The Genetics of Adverse Drug Outcomes in Type 2 Diabetes: A Systematic Review

Assefa M. Baye, Teferi G. Fanta, Moneeza K. Siddiqui, Adem Y. Dawed (Lead / Corresponding author)

Research output: Contribution to journalReview articlepeer-review

10 Citations (Scopus)
67 Downloads (Pure)


Background: Adverse drug reactions (ADR) are a major clinical problem accounting for significant hospital admission rates, morbidity, mortality, and health care costs. One-third of people with diabetes experience at least one ADR. However, there is notable interindividual heterogeneity resulting in patient harm and unnecessary medical costs. Genomics is at the forefront of research to understand interindividual variability, and there are many genotype-drug response associations in diabetes with inconsistent findings. Here, we conducted a systematic review to comprehensively examine and synthesize the effect of genetic polymorphisms on the incidence of ADRs of oral glucose-lowering drugs in people with type 2 diabetes. Methods: A literature search was made to identify articles that included specific results of research on genetic polymorphism and adverse effects associated with oral glucose-lowering drugs. The electronic search was carried out on 3rd October 2020, through Cochrane Library, PubMed, and Web of Science using keywords and MeSH terms. Result: Eighteen articles consisting of 10, 383 subjects were included in this review. Carriers of reduced-function alleles of organic cation transporter 1 (OCT 1, encoded by SLC22A1) or reduced expression alleles of plasma membrane monoamine transporter (PMAT, encoded by SLC29A4) or serotonin transporter (SERT, encoded by SLC6A4) were associated with increased incidence of metformin-related gastrointestinal (GI) adverse effects. These effects were shown to exacerbate by concomitant treatment with gut transporter inhibiting drugs. The CYP2C9 alleles, * 2 (rs1799853C>T) and * 3 (rs1057910A>C) that are predictive of low enzyme activity were more common in subjects who experienced hypoglycemia after treatment with sulfonylureas. However, there was no significant association between sulfonylurea-related hypoglycemia and genetic variants in the ATP-binding cassette transporter sub-family C member 8 (ABCC8)/Potassium Inwardly Rectifying Channel Subfamily J Member 11 (KCNJ11). Compared to the wild type, the low enzyme activity C allele at CYP2C8* 3 (rs1057910A>C) was associated with less weight gain whereas the C allele at rs6123045 in the NFATC2 gene was significantly associated with edema from rosiglitazone treatment. Conclusion: In spite of limited studies investigating genetics and ADR in diabetes, some convincing results are emerging. Genetic variants in genes encoding drug transporters and metabolizing enzymes are implicated in metformin-related GI adverse effects, and sulfonylurea-induced hypoglycemia, respectively. Further studies to investigate newer antidiabetic drugs such as DPP-4i, GLP-1RA, and SGLT2i are warranted. In addition, pharmacogenetic studies that account for race and ethnic differences are required.

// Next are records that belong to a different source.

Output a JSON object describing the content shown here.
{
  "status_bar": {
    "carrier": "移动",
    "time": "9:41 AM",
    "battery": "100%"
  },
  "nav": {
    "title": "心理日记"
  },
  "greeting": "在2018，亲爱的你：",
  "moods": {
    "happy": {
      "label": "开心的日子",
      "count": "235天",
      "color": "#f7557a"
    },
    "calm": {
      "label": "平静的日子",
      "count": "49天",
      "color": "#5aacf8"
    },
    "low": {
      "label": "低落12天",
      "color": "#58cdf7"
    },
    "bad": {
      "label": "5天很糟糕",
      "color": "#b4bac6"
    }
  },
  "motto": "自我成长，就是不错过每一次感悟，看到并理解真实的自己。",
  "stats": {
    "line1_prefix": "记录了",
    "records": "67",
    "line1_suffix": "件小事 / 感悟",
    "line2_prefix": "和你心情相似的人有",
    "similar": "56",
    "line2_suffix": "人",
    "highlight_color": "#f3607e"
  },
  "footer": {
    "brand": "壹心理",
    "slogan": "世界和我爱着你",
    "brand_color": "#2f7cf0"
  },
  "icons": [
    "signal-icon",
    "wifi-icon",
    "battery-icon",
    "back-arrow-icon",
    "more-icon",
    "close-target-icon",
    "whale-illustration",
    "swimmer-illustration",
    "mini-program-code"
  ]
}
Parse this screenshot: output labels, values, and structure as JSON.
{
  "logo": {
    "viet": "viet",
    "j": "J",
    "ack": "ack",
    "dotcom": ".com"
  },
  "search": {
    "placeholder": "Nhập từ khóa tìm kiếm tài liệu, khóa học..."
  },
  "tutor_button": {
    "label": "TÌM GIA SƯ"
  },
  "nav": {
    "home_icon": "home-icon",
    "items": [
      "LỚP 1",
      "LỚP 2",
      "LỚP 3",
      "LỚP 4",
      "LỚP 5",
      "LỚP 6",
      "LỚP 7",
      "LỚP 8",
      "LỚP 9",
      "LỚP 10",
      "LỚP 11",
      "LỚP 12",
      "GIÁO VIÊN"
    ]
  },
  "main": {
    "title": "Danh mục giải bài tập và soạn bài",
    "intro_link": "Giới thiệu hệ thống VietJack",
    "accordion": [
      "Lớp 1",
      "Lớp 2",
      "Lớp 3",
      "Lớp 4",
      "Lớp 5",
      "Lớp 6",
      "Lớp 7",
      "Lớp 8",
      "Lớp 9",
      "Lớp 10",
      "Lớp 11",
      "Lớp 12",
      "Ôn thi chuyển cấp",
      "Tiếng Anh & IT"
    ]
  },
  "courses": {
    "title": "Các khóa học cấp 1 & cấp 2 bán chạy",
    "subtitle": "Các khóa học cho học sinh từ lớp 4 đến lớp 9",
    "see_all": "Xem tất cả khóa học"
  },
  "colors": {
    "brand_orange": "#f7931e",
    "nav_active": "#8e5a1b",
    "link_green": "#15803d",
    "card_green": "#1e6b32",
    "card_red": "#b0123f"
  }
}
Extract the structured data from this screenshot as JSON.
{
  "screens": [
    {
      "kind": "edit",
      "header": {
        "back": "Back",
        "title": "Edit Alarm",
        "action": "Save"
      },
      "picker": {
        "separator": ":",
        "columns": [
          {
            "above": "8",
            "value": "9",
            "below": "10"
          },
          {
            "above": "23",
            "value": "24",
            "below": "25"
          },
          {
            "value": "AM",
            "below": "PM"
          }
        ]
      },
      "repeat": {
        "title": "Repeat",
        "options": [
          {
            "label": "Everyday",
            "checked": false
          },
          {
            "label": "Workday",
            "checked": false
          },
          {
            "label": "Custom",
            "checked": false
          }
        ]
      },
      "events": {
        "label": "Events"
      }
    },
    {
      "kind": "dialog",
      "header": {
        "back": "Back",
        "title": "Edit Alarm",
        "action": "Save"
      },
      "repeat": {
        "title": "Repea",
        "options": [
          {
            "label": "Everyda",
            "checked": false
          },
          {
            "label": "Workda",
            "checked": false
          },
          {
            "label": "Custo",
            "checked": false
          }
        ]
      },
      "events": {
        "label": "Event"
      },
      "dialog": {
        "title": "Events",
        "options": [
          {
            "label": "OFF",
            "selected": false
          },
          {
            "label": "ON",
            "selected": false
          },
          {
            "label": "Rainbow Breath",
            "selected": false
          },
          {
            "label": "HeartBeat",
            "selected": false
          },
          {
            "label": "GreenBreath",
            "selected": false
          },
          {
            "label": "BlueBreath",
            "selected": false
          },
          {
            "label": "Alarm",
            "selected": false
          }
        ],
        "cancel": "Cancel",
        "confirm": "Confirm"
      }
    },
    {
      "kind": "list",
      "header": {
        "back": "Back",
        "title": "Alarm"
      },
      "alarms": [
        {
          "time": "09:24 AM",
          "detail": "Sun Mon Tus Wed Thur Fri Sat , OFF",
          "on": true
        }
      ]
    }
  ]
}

Original languageEnglish
Article number675053
Number of pages12
JournalFrontiers in Genetics
Publication statusPublished - 14 Jun 2021


  • pharmacogenomics
  • type 2 diabetes
  • adverse drug outcomes
  • oral glucose-lowering drugs
  • gastrointestinal side effects
  • hypoglycemia
  • weight gain

ASJC Scopus subject areas

  • Genetics(clinical)
  • Genetics
  • Molecular Medicine


Dive into the research topics of 'The Genetics of Adverse Drug Outcomes in Type 2 Diabetes: A Systematic Review'. Together they form a unique fingerprint.

Cite this